= DATA TO USE =

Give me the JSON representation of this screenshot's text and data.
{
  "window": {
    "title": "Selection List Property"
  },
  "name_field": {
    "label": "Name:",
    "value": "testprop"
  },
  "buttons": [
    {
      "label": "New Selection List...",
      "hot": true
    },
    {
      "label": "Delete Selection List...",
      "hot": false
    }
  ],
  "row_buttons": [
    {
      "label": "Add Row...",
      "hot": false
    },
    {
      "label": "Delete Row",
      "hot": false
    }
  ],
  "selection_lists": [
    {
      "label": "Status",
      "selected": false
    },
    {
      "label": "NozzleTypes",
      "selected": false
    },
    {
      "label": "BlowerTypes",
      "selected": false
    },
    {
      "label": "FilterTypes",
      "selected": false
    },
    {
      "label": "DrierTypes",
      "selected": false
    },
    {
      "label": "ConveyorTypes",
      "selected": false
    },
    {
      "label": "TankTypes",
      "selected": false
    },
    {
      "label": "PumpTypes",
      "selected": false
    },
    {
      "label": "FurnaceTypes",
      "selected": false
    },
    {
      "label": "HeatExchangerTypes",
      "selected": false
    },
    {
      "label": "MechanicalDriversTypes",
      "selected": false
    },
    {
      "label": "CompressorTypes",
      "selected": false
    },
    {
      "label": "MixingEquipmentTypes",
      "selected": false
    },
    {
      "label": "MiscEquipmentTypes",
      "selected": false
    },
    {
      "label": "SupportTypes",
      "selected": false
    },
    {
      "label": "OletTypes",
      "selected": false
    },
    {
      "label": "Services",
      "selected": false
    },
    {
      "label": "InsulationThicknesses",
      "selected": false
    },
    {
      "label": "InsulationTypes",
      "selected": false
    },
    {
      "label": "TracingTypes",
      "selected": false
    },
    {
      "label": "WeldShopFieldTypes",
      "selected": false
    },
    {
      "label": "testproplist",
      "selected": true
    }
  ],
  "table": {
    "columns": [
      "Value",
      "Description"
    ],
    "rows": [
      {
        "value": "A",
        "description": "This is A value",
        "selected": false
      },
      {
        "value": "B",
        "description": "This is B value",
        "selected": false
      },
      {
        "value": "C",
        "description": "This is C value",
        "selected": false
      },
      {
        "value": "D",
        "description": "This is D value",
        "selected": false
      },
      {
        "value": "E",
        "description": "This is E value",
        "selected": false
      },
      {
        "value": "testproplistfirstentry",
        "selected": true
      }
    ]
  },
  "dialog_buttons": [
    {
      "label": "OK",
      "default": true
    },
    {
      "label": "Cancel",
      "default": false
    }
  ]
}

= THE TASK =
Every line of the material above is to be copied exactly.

= SOLUTION FOR THIS PROBLEM =
Give me the JSON representation of this screenshot's text and data.
{
  "window": {
    "title": "Selection List Property"
  },
  "name_field": {
    "label": "Name:",
    "value": "testprop"
  },
  "buttons": [
    {
      "label": "New Selection List...",
      "hot": true
    },
    {
      "label": "Delete Selection List...",
      "hot": false
    }
  ],
  "row_buttons": [
    {
      "label": "Add Row...",
      "hot": false
    },
    {
      "label": "Delete Row",
      "hot": false
    }
  ],
  "selection_lists": [
    {
      "label": "Status",
      "selected": false
    },
    {
      "label": "NozzleTypes",
      "selected": false
    },
    {
      "label": "BlowerTypes",
      "selected": false
    },
    {
      "label": "FilterTypes",
      "selected": false
    },
    {
      "label": "DrierTypes",
      "selected": false
    },
    {
      "label": "ConveyorTypes",
      "selected": false
    },
    {
      "label": "TankTypes",
      "selected": false
    },
    {
      "label": "PumpTypes",
      "selected": false
    },
    {
      "label": "FurnaceTypes",
      "selected": false
    },
    {
      "label": "HeatExchangerTypes",
      "selected": false
    },
    {
      "label": "MechanicalDriversTypes",
      "selected": false
    },
    {
      "label": "CompressorTypes",
      "selected": false
    },
    {
      "label": "MixingEquipmentTypes",
      "selected": false
    },
    {
      "label": "MiscEquipmentTypes",
      "selected": false
    },
    {
      "label": "SupportTypes",
      "selected": false
    },
    {
      "label": "OletTypes",
      "selected": false
    },
    {
      "label": "Services",
      "selected": false
    },
    {
      "label": "InsulationThicknesses",
      "selected": false
    },
    {
      "label": "InsulationTypes",
      "selected": false
    },
    {
      "label": "TracingTypes",
      "selected": false
    },
    {
      "label": "WeldShopFieldTypes",
      "selected": false
    },
    {
      "label": "testproplist",
      "selected": true
    }
  ],
  "table": {
    "columns": [
      "Value",
      "Description"
    ],
    "rows": [
      {
        "value": "A",
        "description": "This is A value",
        "selected": false
      },
      {
        "value": "B",
        "description": "This is B value",
        "selected": false
      },
      {
        "value": "C",
        "description": "This is C value",
        "selected": false
      },
      {
        "value": "D",
        "description": "This is D value",
        "selected": false
      },
      {
        "value": "E",
        "description": "This is E value",
        "selected": false
      },
      {
        "value": "testproplistfirstentry",
        "selected": true
      }
    ]
  },
  "dialog_buttons": [
    {
      "label": "OK",
      "default": true
    },
    {
      "label": "Cancel",
      "default": false
    }
  ]
}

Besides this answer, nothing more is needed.